● Requirement: Line count for "selected": say how many lines of the data contain it, with no other text.

● Provided material:
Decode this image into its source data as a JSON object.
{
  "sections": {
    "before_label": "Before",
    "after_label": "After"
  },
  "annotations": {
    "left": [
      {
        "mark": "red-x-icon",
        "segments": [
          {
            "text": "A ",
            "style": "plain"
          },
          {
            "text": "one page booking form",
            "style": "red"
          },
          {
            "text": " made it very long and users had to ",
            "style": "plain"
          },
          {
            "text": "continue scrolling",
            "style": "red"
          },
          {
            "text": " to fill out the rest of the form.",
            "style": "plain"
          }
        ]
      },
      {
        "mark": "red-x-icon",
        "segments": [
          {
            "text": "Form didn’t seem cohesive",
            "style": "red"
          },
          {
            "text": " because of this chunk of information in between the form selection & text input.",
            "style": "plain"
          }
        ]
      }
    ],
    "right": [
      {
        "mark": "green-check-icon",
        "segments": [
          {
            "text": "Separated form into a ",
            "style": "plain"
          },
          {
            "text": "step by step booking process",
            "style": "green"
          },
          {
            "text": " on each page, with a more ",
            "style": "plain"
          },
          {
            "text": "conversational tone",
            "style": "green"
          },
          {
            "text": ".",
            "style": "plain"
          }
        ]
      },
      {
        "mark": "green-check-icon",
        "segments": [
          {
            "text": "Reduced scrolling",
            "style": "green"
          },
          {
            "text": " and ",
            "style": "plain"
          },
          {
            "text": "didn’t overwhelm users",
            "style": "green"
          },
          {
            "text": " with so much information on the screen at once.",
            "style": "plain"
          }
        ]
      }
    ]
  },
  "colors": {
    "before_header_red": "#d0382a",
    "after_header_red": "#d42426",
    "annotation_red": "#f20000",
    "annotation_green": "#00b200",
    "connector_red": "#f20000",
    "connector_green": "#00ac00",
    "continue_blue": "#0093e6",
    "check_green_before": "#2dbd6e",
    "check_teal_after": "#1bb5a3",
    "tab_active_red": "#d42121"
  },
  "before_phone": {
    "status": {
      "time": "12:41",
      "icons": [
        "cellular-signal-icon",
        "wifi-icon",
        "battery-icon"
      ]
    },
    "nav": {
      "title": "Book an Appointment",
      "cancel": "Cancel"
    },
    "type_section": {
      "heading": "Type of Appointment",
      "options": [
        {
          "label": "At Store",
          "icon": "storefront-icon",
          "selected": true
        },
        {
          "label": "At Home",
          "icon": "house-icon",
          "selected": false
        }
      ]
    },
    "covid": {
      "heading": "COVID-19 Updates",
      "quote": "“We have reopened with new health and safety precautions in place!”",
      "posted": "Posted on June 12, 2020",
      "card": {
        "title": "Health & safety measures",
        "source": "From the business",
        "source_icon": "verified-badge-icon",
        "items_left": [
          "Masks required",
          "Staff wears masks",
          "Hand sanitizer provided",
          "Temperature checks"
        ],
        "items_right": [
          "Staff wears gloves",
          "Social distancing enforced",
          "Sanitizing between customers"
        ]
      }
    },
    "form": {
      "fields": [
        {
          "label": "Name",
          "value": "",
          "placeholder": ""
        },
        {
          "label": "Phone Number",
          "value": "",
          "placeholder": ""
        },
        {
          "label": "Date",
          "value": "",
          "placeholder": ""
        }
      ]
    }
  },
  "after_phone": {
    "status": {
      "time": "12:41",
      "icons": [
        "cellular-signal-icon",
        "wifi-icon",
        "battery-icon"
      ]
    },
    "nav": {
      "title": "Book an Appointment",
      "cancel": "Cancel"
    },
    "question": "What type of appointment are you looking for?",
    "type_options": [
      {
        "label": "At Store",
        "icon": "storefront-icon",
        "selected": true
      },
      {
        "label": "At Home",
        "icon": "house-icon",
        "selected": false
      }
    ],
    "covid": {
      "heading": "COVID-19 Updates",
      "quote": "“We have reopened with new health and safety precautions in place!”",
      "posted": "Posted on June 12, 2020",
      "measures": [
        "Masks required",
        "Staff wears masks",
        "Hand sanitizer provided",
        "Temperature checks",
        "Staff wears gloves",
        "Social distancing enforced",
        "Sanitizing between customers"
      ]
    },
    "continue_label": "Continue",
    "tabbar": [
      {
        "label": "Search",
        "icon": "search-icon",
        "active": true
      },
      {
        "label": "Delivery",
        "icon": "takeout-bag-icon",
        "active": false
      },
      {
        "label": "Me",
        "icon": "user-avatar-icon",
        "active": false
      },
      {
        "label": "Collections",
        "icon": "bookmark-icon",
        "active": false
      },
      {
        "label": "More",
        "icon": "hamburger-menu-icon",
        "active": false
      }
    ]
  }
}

● Response area: 4